Return every record in full. Match each one exactly.

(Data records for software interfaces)
★ ★ ★ ★
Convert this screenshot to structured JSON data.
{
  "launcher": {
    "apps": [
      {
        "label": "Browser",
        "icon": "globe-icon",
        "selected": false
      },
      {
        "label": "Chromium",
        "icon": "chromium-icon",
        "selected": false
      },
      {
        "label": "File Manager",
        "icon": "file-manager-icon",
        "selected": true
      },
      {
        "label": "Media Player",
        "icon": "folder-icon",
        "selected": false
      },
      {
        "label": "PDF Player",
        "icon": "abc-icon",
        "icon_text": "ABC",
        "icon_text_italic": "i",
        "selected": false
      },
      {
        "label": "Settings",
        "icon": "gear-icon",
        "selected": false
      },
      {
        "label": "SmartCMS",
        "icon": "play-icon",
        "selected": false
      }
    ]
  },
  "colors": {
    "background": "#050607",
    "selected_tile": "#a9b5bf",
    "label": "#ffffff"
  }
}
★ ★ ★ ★
Response:
Convert this screenshot to structured JSON data.
{
  "launcher": {
    "apps": [
      {
        "label": "Browser",
        "icon": "globe-icon",
        "selected": false
      },
      {
        "label": "Chromium",
        "icon": "chromium-icon",
        "selected": false
      },
      {
        "label": "File Manager",
        "icon": "file-manager-icon",
        "selected": true
      },
      {
        "label": "Media Player",
        "icon": "folder-icon",
        "selected": false
      },
      {
        "label": "PDF Player",
        "icon": "abc-icon",
        "icon_text": "ABC",
        "icon_text_italic": "i",
        "selected": false
      },
      {
        "label": "Settings",
        "icon": "gear-icon",
        "selected": false
      },
      {
        "label": "SmartCMS",
        "icon": "play-icon",
        "selected": false
      }
    ]
  },
  "colors": {
    "background": "#050607",
    "selected_tile": "#a9b5bf",
    "label": "#ffffff"
  }
}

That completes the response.